Required work »
The entries shown below should be output exactly as they appear.

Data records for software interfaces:
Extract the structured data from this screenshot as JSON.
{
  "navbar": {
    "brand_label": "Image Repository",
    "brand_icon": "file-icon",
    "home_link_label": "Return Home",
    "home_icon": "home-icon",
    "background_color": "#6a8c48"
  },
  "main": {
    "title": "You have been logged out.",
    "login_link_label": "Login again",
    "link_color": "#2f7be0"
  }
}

Written response »
Extract the structured data from this screenshot as JSON.
{
  "navbar": {
    "brand_label": "Image Repository",
    "brand_icon": "file-icon",
    "home_link_label": "Return Home",
    "home_icon": "home-icon",
    "background_color": "#6a8c48"
  },
  "main": {
    "title": "You have been logged out.",
    "login_link_label": "Login again",
    "link_color": "#2f7be0"
  }
}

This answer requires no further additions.